What Is AppLocker?
Updated: June 27, 2012
Applies To: Windows 7, Windows 8.1, Windows Server 2008 R2, Windows Server 2012 R2, Windows Server 2012, Windows 8
This topic for the IT professional describes what AppLocker is and how its features differ from Software Restriction Policies.
AppLocker was introduced in Windows Server 2008 R2 and Windows 7 that advances the application control features and functionality of Software Restriction Policies. AppLocker contains new capabilities and extensions that allow you to create rules to allow or deny applications from running based on unique identities of files and to specify which users or groups can run those applications.
Using AppLocker, you can:
Control the following types of applications: executable files (.exe and .com), scripts (.js, .ps1, .vbs, .cmd, and .bat), Windows Installer files (.mst, .msi and .msp), and DLL files (.dll and .ocx), and packaged apps and packaged app installers (appx).
Define rules based on file attributes derived from the digital signature, including the publisher, product name, file name, and file version. For example, you can create rules based on the publisher attribute that is persistent through updates, or you can create rules for a specific version of a file.
Assign a rule to a security group or an individual user.
Create exceptions to rules. For example, you can create a rule that allows all Windows processes to run except Registry Editor (Regedit.exe).
Use audit-only mode to deploy the policy and understand its impact before enforcing it.
Import and export rules. The import and export affects the entire policy. For example, if you export a policy, all of the rules from all of the rule collections are exported, including the enforcement settings for the rule collections. If you import a policy, all criteria in the existing policy are overwritten.
Streamline creating and managing AppLocker rules by using Windows PowerShell cmdlets.
AppLocker helps reduce administrative overhead and helps reduce the organization's cost of managing computing resources by decreasing the number of help desk calls that result from users running unapproved applications.
For information about the application control scenarios that AppLocker addresses, see AppLocker Policy Use Scenarios.
The following table compares AppLocker to Software Restriction Policies.
Software Restriction Policies
Specific user or group
Rule conditions provided
File hash, path, certificate, registry path, and Internet zone
File hash, path, and publisher
Rule types provided
Defined by the security levels:
Allow and deny
Default rule action
Wizard to create multiple rules at one time
Policy import or export
Windows PowerShell support
Custom error messages
Application control function differences
The following table compares the application control functions of Software Restriction Policies (SRP) and AppLocker.
Application control function
Operating system scope
SRP policies can be applied to all Windows operating systems beginning with Windows XP and Windows Server 2003.
AppLocker policies apply only to those supported operating system versions and editions listed in Requirements to Use AppLocker. But these systems can also use SRP.
SRP allows users to install applications as an administrator.
AppLocker policies are maintained through Group Policy, and only the administrator of the computer can update an AppLocker policy.
AppLocker permits customization of error messages to direct users to a Web page for help.

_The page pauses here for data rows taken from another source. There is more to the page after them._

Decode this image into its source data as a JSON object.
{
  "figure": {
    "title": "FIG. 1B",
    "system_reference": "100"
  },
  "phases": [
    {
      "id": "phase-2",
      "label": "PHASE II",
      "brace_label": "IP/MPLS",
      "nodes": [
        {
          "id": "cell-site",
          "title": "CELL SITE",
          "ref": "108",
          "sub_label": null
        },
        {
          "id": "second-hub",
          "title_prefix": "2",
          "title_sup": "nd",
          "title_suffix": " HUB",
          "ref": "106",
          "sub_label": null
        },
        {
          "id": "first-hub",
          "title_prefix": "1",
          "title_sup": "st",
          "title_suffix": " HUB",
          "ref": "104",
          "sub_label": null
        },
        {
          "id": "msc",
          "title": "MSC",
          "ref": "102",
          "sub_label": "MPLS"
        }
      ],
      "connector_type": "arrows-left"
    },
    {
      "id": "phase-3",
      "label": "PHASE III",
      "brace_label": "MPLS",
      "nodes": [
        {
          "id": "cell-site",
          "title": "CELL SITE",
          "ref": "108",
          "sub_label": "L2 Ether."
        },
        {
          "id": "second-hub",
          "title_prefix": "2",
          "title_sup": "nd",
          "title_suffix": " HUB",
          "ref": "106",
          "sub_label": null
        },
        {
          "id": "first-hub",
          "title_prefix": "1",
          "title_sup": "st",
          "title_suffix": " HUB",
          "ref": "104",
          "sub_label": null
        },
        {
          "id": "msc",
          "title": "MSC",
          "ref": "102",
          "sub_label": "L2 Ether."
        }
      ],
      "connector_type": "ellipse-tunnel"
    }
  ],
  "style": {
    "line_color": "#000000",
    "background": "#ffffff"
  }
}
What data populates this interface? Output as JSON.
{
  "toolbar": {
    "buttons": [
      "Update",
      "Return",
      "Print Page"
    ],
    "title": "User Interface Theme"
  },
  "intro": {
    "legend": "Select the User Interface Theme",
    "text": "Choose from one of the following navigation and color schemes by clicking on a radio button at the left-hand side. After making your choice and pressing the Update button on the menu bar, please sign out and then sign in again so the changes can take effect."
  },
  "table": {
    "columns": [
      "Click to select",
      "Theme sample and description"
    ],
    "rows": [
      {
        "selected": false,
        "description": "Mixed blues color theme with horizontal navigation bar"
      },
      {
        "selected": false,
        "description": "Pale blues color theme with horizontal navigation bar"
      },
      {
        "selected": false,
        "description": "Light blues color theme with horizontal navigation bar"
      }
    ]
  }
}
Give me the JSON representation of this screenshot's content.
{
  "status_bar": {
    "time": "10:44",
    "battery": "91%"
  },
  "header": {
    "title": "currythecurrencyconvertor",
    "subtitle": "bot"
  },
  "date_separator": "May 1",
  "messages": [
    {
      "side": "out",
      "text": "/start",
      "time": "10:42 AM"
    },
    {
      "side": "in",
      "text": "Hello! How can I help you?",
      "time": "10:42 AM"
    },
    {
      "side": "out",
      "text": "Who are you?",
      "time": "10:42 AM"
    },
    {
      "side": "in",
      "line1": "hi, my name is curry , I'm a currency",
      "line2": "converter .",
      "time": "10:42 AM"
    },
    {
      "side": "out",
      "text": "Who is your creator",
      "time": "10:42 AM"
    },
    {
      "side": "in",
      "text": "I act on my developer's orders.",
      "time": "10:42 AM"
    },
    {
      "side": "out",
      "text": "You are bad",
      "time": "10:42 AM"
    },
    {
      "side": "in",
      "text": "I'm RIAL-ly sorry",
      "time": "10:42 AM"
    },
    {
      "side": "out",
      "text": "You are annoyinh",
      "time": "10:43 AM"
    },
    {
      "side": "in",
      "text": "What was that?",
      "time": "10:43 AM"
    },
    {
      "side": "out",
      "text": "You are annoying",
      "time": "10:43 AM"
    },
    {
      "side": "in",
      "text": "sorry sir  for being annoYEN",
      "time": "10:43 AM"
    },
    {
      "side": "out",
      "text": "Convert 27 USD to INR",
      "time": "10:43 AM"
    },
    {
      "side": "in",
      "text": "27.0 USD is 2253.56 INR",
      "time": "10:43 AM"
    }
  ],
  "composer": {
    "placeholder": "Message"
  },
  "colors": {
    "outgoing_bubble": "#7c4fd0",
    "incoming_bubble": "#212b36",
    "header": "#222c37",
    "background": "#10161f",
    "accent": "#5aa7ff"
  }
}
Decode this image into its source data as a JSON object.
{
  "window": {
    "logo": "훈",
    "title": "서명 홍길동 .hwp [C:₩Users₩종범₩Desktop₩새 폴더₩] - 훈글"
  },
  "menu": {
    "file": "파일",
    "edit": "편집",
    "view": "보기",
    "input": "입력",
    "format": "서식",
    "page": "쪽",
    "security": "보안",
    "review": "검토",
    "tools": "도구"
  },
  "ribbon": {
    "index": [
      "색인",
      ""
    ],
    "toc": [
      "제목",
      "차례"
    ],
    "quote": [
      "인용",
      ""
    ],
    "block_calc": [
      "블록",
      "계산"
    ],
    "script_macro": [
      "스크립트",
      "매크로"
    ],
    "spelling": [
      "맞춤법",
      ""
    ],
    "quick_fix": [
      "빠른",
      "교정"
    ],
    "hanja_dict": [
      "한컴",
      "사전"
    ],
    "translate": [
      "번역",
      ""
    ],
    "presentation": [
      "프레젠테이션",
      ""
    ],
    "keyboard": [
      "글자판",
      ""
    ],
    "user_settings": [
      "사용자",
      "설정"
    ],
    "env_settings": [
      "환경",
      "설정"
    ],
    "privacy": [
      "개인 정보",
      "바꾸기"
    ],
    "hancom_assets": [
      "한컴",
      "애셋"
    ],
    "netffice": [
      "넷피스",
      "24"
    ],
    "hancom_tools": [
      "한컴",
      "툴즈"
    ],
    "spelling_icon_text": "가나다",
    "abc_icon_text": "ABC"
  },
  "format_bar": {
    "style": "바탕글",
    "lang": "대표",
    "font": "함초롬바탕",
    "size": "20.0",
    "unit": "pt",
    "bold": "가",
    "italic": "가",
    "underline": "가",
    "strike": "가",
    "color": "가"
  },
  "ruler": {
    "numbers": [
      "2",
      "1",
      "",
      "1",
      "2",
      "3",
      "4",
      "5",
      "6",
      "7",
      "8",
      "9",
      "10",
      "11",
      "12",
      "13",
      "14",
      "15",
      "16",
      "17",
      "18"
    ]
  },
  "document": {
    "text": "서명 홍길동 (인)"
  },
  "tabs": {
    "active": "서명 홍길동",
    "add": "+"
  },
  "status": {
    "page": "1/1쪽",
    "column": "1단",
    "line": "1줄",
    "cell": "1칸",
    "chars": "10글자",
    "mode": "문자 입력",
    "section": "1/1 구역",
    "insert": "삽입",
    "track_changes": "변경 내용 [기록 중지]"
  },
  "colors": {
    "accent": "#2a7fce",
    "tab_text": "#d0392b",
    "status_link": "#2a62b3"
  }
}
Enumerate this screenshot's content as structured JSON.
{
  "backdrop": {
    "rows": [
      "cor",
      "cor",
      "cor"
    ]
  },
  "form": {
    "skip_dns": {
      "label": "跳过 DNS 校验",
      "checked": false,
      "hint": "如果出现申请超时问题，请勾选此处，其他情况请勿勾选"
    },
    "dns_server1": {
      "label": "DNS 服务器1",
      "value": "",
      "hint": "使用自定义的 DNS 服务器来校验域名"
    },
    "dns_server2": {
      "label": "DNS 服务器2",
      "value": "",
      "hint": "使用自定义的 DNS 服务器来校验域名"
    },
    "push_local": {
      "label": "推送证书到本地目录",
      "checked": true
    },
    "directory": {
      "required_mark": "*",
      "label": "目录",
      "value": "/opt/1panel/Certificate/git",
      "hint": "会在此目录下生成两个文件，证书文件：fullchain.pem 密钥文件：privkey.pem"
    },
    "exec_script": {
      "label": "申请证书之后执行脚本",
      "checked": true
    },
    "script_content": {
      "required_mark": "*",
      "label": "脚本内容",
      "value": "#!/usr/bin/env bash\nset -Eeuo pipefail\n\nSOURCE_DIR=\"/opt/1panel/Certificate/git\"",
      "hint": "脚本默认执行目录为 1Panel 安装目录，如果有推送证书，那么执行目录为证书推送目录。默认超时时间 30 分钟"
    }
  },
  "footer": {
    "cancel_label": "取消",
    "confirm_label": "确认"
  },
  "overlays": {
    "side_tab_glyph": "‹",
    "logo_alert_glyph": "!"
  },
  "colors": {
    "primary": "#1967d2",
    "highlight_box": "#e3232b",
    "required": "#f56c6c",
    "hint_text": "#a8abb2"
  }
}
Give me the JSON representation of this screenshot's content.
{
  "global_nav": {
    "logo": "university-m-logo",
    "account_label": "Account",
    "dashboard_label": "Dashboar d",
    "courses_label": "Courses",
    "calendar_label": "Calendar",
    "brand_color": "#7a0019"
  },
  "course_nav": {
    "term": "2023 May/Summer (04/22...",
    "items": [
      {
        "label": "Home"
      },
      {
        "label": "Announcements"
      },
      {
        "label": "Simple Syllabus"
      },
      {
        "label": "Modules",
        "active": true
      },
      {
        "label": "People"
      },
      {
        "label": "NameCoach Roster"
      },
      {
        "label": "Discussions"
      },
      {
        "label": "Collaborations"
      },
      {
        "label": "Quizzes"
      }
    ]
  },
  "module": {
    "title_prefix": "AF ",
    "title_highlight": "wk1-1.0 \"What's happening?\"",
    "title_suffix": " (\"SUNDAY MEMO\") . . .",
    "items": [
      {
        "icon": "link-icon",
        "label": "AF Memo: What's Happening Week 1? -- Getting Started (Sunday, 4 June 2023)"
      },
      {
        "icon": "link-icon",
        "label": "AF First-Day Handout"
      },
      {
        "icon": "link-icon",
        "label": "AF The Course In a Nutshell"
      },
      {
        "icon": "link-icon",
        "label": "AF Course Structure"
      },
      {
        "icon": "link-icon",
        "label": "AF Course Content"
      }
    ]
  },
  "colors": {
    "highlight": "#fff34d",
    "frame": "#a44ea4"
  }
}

SRP policies are updated by using the Local Security Policy snap-in or the Group Policy Management Console (GPMC).
AppLocker policies are updated by using the Local Security Policy snap-in or the GPMC.
AppLocker supports a small set of PowerShell cmdlets to aid in administration and maintenance.
Policy management infrastructure
To manage SRP policies, SRP uses Group Policy within a domain and the Local Security Policy snap-in for a local computer.
To manage AppLocker policies, AppLocker uses Group Policy within a domain and the Local Security Policy snap-in for a local computer.
Block malicious scripts
Rules for blocking malicious scripts prevents all scripts associated with the Windows Script Host from running, except those that are digitally signed by your organization.
AppLocker rules can control the following file formats: .ps1, .bat, .cmd, .vbs, and .js. In addition, you can set exceptions to allow specific files to run.
Manage software installation
SRP can prevent all Windows Installer packages from installing. It allows .msi files that are digitally signed by your organization to be installed.
The Windows Installer rule collection is a set of rules created for Windows Installer file types (.mst, .msi and .msp) to allow you to control the installation of files on client computers and servers.
Manage all software on the computer
All software is managed in one rule set. By default, the policy for managing all software on a computer disallows all software on the user's computer, except software that is installed in the Windows folder, Program Files folder, or subfolders.
Unlike SRP, each AppLocker rule collection functions as an allowed list of files. Only the files that are listed within the rule collection will be allowed to run. This configuration makes it easier for administrators to determine what will occur when an AppLocker rule is applied.
Different policies for different users
Rules are applied uniformly to all users on a particular computer.
On a computer that is shared by multiple users, an administrator can specify the groups of users who can access the installed software. Using AppLocker, an administrator can specify the user to whom a specific rule should apply.